▶ [YOUR ASSIGNMENT]
Set down a true copy of the data, with all pictures left out.

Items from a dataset
=-=-=-=-=

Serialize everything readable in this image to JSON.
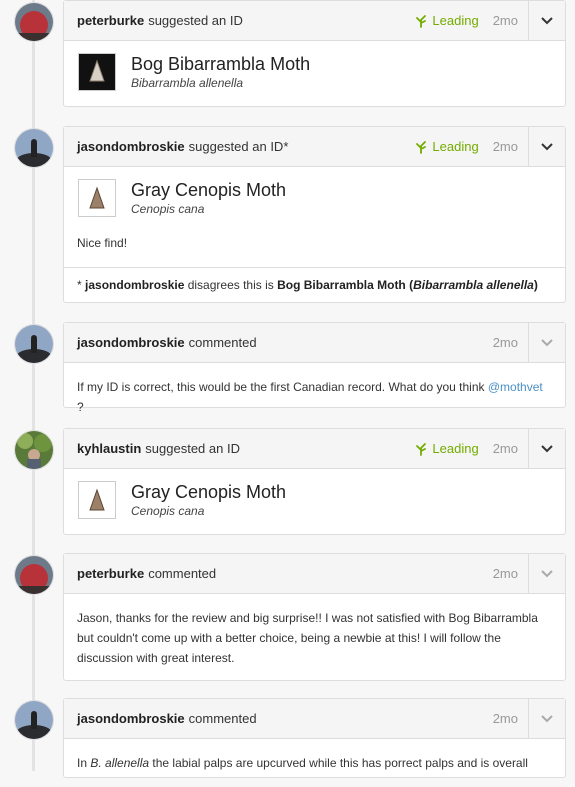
{
  "entries": [
    {
      "user": "peterburke",
      "action": "suggested an ID",
      "leading": "Leading",
      "time": "2mo",
      "taxon": {
        "common": "Bog Bibarrambla Moth",
        "scientific": "Bibarrambla allenella"
      }
    },
    {
      "user": "jasondombroskie",
      "action": "suggested an ID*",
      "leading": "Leading",
      "time": "2mo",
      "taxon": {
        "common": "Gray Cenopis Moth",
        "scientific": "Cenopis cana"
      },
      "body": "Nice find!",
      "disagree": {
        "prefix": "* ",
        "user": "jasondombroskie",
        "text": " disagrees this is ",
        "taxon_common": "Bog Bibarrambla Moth",
        "open": " (",
        "taxon_sci": "Bibarrambla allenella",
        "close": ")"
      }
    },
    {
      "user": "jasondombroskie",
      "action": "commented",
      "time": "2mo",
      "body_pre": "If my ID is correct, this would be the first Canadian record. What do you think ",
      "mention": "@mothvet",
      "body_post": " ?"
    },
    {
      "user": "kyhlaustin",
      "action": "suggested an ID",
      "leading": "Leading",
      "time": "2mo",
      "taxon": {
        "common": "Gray Cenopis Moth",
        "scientific": "Cenopis cana"
      }
    },
    {
      "user": "peterburke",
      "action": "commented",
      "time": "2mo",
      "body": "Jason, thanks for the review and big surprise!! I was not satisfied with Bog Bibarrambla but couldn't come up with a better choice, being a newbie at this! I will follow the discussion with great interest."
    },
    {
      "user": "jasondombroskie",
      "action": "commented",
      "time": "2mo",
      "body_pre": "In ",
      "body_em": "B. allenella",
      "body_post": " the labial palps are upcurved while this has porrect palps and is overall"
    }
  ],
  "colors": {
    "leading": "#74ac00",
    "mention": "#4a8fc5"
  },
  "icons": {
    "leading": "leading-sprout-icon",
    "menu": "chevron-down-icon"
  }
}
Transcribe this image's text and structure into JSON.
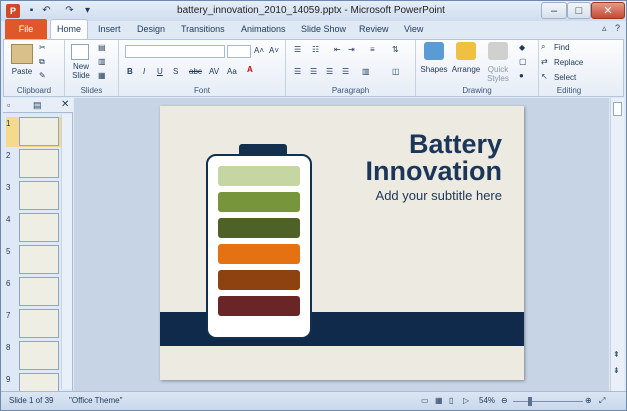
{
  "window": {
    "title": "battery_innovation_2010_14059.pptx - Microsoft PowerPoint",
    "app_icon": "P"
  },
  "tabs": {
    "file": "File",
    "home": "Home",
    "insert": "Insert",
    "design": "Design",
    "transitions": "Transitions",
    "animations": "Animations",
    "slideshow": "Slide Show",
    "review": "Review",
    "view": "View"
  },
  "ribbon": {
    "clipboard": {
      "label": "Clipboard",
      "paste": "Paste"
    },
    "slides": {
      "label": "Slides",
      "new_slide_1": "New",
      "new_slide_2": "Slide"
    },
    "font": {
      "label": "Font"
    },
    "paragraph": {
      "label": "Paragraph"
    },
    "drawing": {
      "label": "Drawing",
      "shapes": "Shapes",
      "arrange": "Arrange",
      "quick_1": "Quick",
      "quick_2": "Styles"
    },
    "editing": {
      "label": "Editing",
      "find": "Find",
      "replace": "Replace",
      "select": "Select"
    }
  },
  "thumbnails": [
    "1",
    "2",
    "3",
    "4",
    "5",
    "6",
    "7",
    "8",
    "9"
  ],
  "slide": {
    "title1": "Battery",
    "title2": "Innovation",
    "subtitle": "Add your subtitle here",
    "cells": [
      "#c5d6a3",
      "#77953a",
      "#4e6126",
      "#e47212",
      "#8e420f",
      "#6a2626"
    ]
  },
  "status": {
    "slide_of": "Slide 1 of 39",
    "theme": "\"Office Theme\"",
    "zoom": "54%"
  }
}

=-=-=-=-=

▶ [RESPONSE]
Serialize everything readable in this image to JSON.
{
  "entries": [
    {
      "user": "peterburke",
      "action": "suggested an ID",
      "leading": "Leading",
      "time": "2mo",
      "taxon": {
        "common": "Bog Bibarrambla Moth",
        "scientific": "Bibarrambla allenella"
      }
    },
    {
      "user": "jasondombroskie",
      "action": "suggested an ID*",
      "leading": "Leading",
      "time": "2mo",
      "taxon": {
        "common": "Gray Cenopis Moth",
        "scientific": "Cenopis cana"
      },
      "body": "Nice find!",
      "disagree": {
        "prefix": "* ",
        "user": "jasondombroskie",
        "text": " disagrees this is ",
        "taxon_common": "Bog Bibarrambla Moth",
        "open": " (",
        "taxon_sci": "Bibarrambla allenella",
        "close": ")"
      }
    },
    {
      "user": "jasondombroskie",
      "action": "commented",
      "time": "2mo",
      "body_pre": "If my ID is correct, this would be the first Canadian record. What do you think ",
      "mention": "@mothvet",
      "body_post": " ?"
    },
    {
      "user": "kyhlaustin",
      "action": "suggested an ID",
      "leading": "Leading",
      "time": "2mo",
      "taxon": {
        "common": "Gray Cenopis Moth",
        "scientific": "Cenopis cana"
      }
    },
    {
      "user": "peterburke",
      "action": "commented",
      "time": "2mo",
      "body": "Jason, thanks for the review and big surprise!! I was not satisfied with Bog Bibarrambla but couldn't come up with a better choice, being a newbie at this! I will follow the discussion with great interest."
    },
    {
      "user": "jasondombroskie",
      "action": "commented",
      "time": "2mo",
      "body_pre": "In ",
      "body_em": "B. allenella",
      "body_post": " the labial palps are upcurved while this has porrect palps and is overall"
    }
  ],
  "colors": {
    "leading": "#74ac00",
    "mention": "#4a8fc5"
  },
  "icons": {
    "leading": "leading-sprout-icon",
    "menu": "chevron-down-icon"
  }
}
Transcribe this image's text and structure into JSON.
{
  "window": {
    "title": "battery_innovation_2010_14059.pptx - Microsoft PowerPoint",
    "app_icon": "P"
  },
  "tabs": {
    "file": "File",
    "home": "Home",
    "insert": "Insert",
    "design": "Design",
    "transitions": "Transitions",
    "animations": "Animations",
    "slideshow": "Slide Show",
    "review": "Review",
    "view": "View"
  },
  "ribbon": {
    "clipboard": {
      "label": "Clipboard",
      "paste": "Paste"
    },
    "slides": {
      "label": "Slides",
      "new_slide_1": "New",
      "new_slide_2": "Slide"
    },
    "font": {
      "label": "Font"
    },
    "paragraph": {
      "label": "Paragraph"
    },
    "drawing": {
      "label": "Drawing",
      "shapes": "Shapes",
      "arrange": "Arrange",
      "quick_1": "Quick",
      "quick_2": "Styles"
    },
    "editing": {
      "label": "Editing",
      "find": "Find",
      "replace": "Replace",
      "select": "Select"
    }
  },
  "thumbnails": [
    "1",
    "2",
    "3",
    "4",
    "5",
    "6",
    "7",
    "8",
    "9"
  ],
  "slide": {
    "title1": "Battery",
    "title2": "Innovation",
    "subtitle": "Add your subtitle here",
    "cells": [
      "#c5d6a3",
      "#77953a",
      "#4e6126",
      "#e47212",
      "#8e420f",
      "#6a2626"
    ]
  },
  "status": {
    "slide_of": "Slide 1 of 39",
    "theme": "\"Office Theme\"",
    "zoom": "54%"
  }
}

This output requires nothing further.